▸ **Exercise**: Find all lines in the records that include the word "JSON", and copy them out.
+--
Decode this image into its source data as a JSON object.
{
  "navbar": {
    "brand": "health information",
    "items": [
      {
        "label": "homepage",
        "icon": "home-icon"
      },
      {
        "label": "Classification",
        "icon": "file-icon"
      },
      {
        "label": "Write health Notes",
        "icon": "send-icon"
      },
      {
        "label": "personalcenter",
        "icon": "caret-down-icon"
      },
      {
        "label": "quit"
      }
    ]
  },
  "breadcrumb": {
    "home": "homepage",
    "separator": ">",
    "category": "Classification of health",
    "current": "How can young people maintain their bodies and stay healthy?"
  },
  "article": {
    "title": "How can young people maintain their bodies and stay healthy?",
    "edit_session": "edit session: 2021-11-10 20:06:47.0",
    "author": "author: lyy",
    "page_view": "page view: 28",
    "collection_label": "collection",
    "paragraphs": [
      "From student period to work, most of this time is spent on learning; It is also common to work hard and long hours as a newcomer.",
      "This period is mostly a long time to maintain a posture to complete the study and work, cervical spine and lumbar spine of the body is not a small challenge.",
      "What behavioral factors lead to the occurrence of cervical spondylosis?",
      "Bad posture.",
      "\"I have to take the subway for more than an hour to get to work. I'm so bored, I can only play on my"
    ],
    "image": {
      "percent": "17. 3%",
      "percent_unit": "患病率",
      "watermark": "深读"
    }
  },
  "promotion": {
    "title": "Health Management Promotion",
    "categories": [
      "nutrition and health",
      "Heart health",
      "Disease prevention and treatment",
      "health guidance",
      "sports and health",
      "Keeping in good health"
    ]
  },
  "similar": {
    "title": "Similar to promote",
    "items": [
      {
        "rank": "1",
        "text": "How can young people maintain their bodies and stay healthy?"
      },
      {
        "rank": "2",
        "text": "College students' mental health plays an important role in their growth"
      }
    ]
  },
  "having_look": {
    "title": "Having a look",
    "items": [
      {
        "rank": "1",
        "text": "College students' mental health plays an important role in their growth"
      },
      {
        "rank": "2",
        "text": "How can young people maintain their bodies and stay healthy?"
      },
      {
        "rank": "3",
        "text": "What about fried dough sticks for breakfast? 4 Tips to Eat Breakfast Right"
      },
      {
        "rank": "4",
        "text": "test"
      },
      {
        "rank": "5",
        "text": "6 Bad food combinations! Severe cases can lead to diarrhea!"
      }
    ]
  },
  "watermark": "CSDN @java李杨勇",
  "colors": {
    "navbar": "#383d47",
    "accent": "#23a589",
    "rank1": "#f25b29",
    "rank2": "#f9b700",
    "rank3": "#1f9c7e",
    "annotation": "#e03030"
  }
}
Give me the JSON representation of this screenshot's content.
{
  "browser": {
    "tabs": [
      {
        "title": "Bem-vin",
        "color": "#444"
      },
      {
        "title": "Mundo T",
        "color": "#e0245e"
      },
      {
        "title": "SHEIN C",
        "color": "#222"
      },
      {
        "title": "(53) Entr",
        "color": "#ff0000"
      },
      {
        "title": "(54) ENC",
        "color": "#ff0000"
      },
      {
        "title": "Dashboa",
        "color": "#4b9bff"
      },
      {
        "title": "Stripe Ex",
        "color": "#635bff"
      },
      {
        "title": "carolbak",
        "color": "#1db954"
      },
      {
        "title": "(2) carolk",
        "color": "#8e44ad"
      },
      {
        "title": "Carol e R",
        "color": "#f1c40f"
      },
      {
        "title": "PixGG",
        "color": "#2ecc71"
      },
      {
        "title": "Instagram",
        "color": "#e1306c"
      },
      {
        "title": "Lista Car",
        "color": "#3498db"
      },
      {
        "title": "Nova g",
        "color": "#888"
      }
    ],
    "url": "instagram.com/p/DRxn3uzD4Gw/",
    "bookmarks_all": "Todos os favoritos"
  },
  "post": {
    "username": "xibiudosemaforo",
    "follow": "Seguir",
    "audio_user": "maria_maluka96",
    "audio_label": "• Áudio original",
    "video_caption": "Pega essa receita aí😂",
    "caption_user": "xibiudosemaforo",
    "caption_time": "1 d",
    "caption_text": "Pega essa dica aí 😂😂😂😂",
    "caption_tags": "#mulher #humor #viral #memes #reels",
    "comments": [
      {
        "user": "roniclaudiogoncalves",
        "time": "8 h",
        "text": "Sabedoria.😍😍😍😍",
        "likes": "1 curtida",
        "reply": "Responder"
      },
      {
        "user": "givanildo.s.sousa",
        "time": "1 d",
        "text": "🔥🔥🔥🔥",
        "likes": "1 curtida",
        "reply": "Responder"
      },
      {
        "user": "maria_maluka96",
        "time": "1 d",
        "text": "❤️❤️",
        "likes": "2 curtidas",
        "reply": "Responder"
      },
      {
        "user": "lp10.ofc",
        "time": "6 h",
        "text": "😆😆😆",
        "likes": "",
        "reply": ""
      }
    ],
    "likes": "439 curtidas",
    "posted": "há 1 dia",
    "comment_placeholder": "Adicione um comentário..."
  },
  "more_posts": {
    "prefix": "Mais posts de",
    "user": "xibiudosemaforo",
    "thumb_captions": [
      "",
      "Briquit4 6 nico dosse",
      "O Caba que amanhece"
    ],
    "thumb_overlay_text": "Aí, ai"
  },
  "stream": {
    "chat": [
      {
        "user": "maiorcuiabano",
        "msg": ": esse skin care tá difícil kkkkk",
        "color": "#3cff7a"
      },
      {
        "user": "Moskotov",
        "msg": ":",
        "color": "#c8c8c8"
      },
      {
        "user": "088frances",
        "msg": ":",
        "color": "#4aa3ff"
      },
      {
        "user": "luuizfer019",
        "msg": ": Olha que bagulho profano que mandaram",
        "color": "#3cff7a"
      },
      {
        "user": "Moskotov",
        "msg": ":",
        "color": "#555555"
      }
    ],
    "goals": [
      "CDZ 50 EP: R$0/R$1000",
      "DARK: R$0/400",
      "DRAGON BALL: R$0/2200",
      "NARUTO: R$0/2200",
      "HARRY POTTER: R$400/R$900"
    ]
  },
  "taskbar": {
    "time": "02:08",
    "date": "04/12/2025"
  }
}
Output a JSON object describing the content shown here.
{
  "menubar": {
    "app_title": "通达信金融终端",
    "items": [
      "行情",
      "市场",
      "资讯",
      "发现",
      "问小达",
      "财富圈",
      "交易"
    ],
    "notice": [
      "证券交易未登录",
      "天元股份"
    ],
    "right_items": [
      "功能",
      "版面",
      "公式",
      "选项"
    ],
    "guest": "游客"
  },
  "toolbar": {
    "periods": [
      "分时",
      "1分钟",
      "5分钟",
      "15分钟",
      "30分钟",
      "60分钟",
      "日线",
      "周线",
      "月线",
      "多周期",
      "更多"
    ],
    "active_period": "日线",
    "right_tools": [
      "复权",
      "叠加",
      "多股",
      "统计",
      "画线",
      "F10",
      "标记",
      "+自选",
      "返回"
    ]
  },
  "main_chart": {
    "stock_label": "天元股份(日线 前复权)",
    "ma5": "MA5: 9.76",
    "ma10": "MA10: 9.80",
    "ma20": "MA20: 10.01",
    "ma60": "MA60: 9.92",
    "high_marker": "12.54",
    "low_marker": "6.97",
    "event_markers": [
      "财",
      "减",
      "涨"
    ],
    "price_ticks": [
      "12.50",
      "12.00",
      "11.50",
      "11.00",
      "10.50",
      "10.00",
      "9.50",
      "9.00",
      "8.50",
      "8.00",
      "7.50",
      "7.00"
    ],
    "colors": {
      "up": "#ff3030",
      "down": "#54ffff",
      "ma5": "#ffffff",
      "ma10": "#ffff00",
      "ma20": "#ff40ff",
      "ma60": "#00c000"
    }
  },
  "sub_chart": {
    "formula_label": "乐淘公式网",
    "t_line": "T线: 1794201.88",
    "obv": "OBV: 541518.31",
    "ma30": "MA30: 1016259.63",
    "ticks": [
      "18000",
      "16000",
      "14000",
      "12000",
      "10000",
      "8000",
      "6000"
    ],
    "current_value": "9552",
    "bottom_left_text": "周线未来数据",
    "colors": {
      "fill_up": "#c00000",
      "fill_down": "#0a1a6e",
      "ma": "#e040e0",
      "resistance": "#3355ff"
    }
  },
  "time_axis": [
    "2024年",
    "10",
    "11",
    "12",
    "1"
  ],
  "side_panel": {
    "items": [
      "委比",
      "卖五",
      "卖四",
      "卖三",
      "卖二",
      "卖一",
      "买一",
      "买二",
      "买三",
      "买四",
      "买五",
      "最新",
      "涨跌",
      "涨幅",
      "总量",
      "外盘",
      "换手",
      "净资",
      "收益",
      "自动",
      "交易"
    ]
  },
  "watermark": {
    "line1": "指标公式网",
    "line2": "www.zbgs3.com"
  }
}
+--
▸ **Task solution**:
Decode this image into its source data as a JSON object.
Give me the JSON representation of this screenshot's content.
Output a JSON object describing the content shown here.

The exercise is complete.